By the end of the Devil’s sweep, the outbreak of Black Death claimed the lives of 260 of the villages 350 original population. However, their personal sacrifice successfully contained the Black Death from spreading beyond their village. This incredible show of social unity, where a group of humans used “distance” as a weapon against the spread of a deadly infection, was the master plan of Reverends Stanley and Mompesson, but kudos must be equally shared among the village folk who implemented this bold act of self-sacrifice.
‘Doktor of Rome.’ Artwork of Paulus Fürst 1656 AD . Wearing such clothing and face masks, doctors in Rome tried to protect themselves from becoming infected with the Black Death. (Public Domain)
The people of Eyam’s collective response to the disease outbreak ensured those living beyond Eyam did not suffer from the same effects of the plague that took the lives of their family and friends, and William Mompesson must be one of England’s most courageous and compassionate historical figures for having dealt with distress and deaths of those inside the village, while protecting those around it. If you look again at his portrait there is a solemnity in his eyes, reflecting deep genuine compassion, a look that is today present in the faces of health staff around the world who attempt to lock down wards and hospitals in the fight to contain coronavirus, just like the villagers at Eyam did in the “Devil’s Year”.
Emmott and Rowland, Star-Crossed Lovers Across the Stream
Emmott Syddall was 22 and about to marry her lover, Rowland Torre, when the plague broke out. They were separated by Eyam’s self-imposed quarantine. Each day, the two lovers met on opposite sides of Eyam’s stream to see each other.
Sadly, Emmott died from the plague. When she didn't show up at the stream on a number of consecutive days, Rowland ran into the deadly village to search for his lover. Tragically, he found the body of Emmott with her family in her home.
The lovers’ heartbreaking story is mentioned in ‘ Lockdown’ by Simon Armitage. Here is an excerpt:

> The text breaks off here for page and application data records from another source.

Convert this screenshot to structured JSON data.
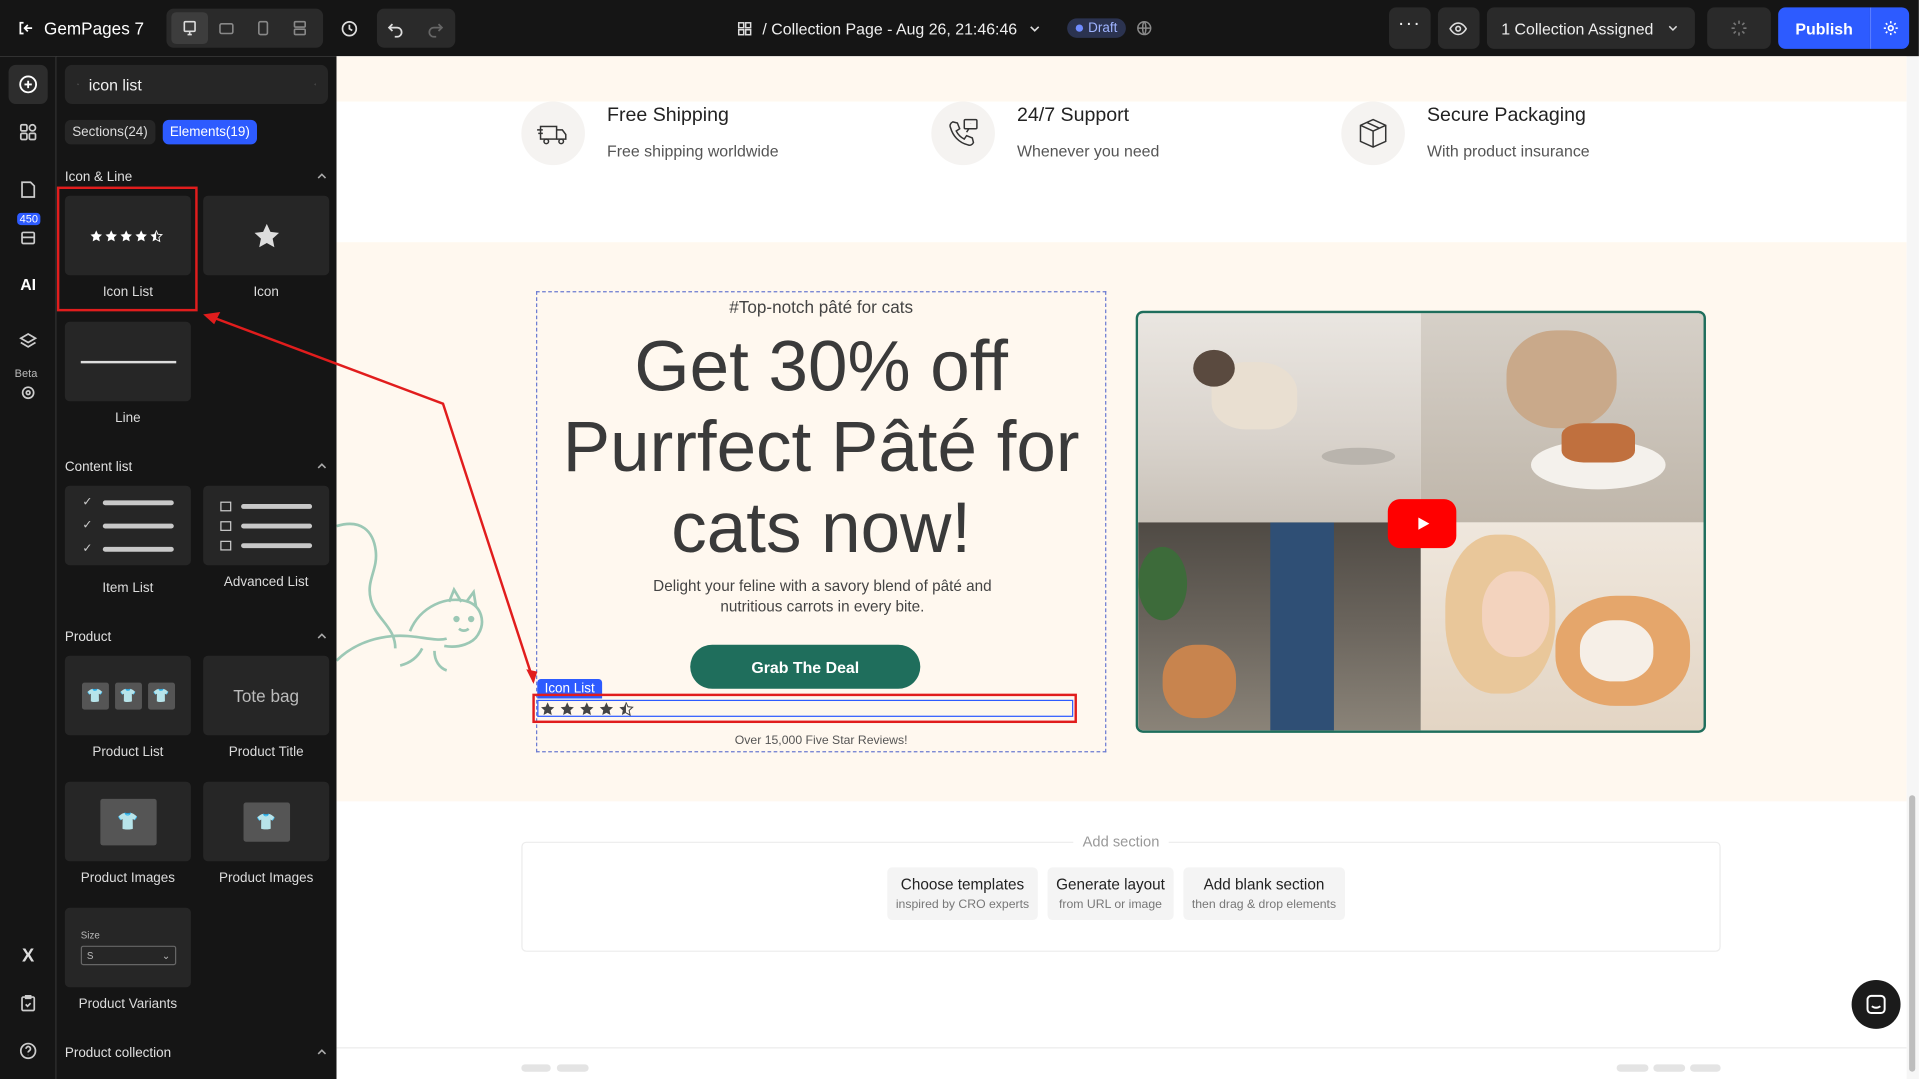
{
  "topbar": {
    "app_name": "GemPages 7",
    "page_title": "/ Collection Page - Aug 26, 21:46:46",
    "draft_label": "Draft",
    "assigned_label": "1 Collection Assigned",
    "publish_label": "Publish"
  },
  "rail": {
    "badge_count": "450",
    "beta_label": "Beta",
    "ai_label": "AI"
  },
  "panel": {
    "search_value": "icon list",
    "tabs": [
      {
        "label": "Sections(24)"
      },
      {
        "label": "Elements(19)"
      }
    ],
    "categories": {
      "icon_line": "Icon & Line",
      "content_list": "Content list",
      "product": "Product",
      "product_collection": "Product collection"
    },
    "tiles": {
      "icon_list": "Icon List",
      "icon": "Icon",
      "line": "Line",
      "item_list": "Item List",
      "advanced_list": "Advanced List",
      "product_list": "Product List",
      "product_title": "Product Title",
      "product_title_preview": "Tote bag",
      "product_images_1": "Product Images",
      "product_images_2": "Product Images",
      "product_variants": "Product Variants",
      "size_label": "Size",
      "size_value": "S"
    }
  },
  "canvas": {
    "features": [
      {
        "title": "Free Shipping",
        "subtitle": "Free shipping worldwide",
        "icon": "truck-icon"
      },
      {
        "title": "24/7 Support",
        "subtitle": "Whenever you need",
        "icon": "phone-support-icon"
      },
      {
        "title": "Secure Packaging",
        "subtitle": "With product insurance",
        "icon": "box-icon"
      }
    ],
    "hero": {
      "eyebrow": "#Top-notch pâté for cats",
      "headline_1": "Get 30% off",
      "headline_2": "Purrfect Pâté for",
      "headline_3": "cats now!",
      "subcopy": "Delight your feline with a savory blend of pâté and nutritious carrots in every bite.",
      "cta_label": "Grab The Deal",
      "icon_list_tag": "Icon List",
      "reviews": "Over 15,000 Five Star Reviews!",
      "rating": 4.5
    },
    "add_section": {
      "title": "Add section",
      "buttons": [
        {
          "title": "Choose templates",
          "subtitle": "inspired by CRO experts"
        },
        {
          "title": "Generate layout",
          "subtitle": "from URL or image"
        },
        {
          "title": "Add blank section",
          "subtitle": "then drag & drop elements"
        }
      ]
    }
  },
  "colors": {
    "accent": "#2d5bff",
    "brand_green": "#1f6e5c",
    "cream": "#fff8ef",
    "annotation_red": "#e11d1d"
  }
}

“And I couldn’t escape the waking dream of infected fleas
in the warp and weft of soggy cloth by the tailor’s hearth
in ye olde Eyam. Then couldn’t un-see
the Boundary Stone, that cock-eyed dice with its six dark holes,
thimbles brimming with vinegar wine purging the plagued coins.
Which brought to mind the sorry story of Emmott Syddall and Rowland Torre,
star-crossed lovers on either side of the quarantine line
whose wordless courtship spanned the river till she came no longer.”
The Boundary Stone of Eyam in Derbyshire has six holes on top which are believed to be where coins were placed for trade with the outside world during the quarantine lockdown to prevent the spread of the Bubonic Plague in 1665-6 AD. (CC BY-SA 3.0)
Top Image: Bubonic plague victims’ graves in Eyam village, Derbyshire, UK. Source: Paul /Adobe Stock
By Ashley Cowie
The story of Eyam is included in the April 2020 issue of Ancient Origins magazine. Read more of the fascinating articles included in that issue HERE.